# Assignment
If a line in the data below includes the string "NUMBER", please return a copy of it.

(Interface dataset entries)
§ §

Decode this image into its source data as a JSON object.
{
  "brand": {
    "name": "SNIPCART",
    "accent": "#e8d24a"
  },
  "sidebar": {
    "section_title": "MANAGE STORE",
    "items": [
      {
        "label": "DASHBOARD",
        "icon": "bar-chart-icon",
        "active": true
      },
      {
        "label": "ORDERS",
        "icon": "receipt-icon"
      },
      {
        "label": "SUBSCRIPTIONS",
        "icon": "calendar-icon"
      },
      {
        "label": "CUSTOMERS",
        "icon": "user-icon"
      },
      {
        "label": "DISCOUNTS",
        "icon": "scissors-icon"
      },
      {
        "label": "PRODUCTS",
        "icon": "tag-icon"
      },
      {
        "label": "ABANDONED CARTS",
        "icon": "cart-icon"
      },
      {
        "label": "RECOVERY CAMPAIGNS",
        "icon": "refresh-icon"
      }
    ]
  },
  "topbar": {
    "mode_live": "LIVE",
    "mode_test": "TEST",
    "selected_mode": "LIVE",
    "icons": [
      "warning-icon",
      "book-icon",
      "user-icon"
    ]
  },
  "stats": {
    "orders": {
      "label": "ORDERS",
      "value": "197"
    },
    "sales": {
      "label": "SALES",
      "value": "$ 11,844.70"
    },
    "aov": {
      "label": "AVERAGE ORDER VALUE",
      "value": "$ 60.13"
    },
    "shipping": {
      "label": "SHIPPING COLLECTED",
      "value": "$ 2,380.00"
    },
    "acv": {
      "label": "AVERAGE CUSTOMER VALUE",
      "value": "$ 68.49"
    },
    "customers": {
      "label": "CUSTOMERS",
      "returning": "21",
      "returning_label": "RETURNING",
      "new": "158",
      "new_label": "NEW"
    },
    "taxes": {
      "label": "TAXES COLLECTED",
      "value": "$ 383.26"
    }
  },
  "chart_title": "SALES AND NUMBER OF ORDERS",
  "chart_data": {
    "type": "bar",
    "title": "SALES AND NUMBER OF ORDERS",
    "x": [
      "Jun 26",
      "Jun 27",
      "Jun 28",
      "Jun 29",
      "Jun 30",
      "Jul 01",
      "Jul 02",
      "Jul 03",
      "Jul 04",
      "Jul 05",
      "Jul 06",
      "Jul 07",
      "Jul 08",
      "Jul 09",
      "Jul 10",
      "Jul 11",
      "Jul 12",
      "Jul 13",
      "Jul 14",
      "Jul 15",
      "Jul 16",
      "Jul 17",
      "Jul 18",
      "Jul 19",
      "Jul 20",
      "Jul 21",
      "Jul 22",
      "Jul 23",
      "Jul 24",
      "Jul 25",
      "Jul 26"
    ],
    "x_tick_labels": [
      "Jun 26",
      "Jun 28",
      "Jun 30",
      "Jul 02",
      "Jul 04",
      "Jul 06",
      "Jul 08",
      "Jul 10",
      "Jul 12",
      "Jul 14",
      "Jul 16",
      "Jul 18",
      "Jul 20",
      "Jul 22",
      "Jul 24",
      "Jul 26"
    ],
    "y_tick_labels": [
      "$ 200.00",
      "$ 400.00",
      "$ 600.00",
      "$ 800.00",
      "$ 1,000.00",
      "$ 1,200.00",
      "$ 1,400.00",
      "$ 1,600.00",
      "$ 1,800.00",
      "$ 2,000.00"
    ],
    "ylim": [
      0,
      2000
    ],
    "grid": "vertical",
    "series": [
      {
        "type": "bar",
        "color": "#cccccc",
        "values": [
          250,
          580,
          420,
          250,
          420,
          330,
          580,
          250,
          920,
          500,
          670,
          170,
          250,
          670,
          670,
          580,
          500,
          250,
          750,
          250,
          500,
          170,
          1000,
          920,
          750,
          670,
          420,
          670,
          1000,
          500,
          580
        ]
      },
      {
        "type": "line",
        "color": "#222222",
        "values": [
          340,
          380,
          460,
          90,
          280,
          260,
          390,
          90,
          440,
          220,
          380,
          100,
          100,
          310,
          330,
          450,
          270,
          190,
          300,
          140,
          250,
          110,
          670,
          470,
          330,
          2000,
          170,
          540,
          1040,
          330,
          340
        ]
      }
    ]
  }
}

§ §

# Final answer
  "chart_title": "SALES AND NUMBER OF ORDERS",
    "title": "SALES AND NUMBER OF ORDERS",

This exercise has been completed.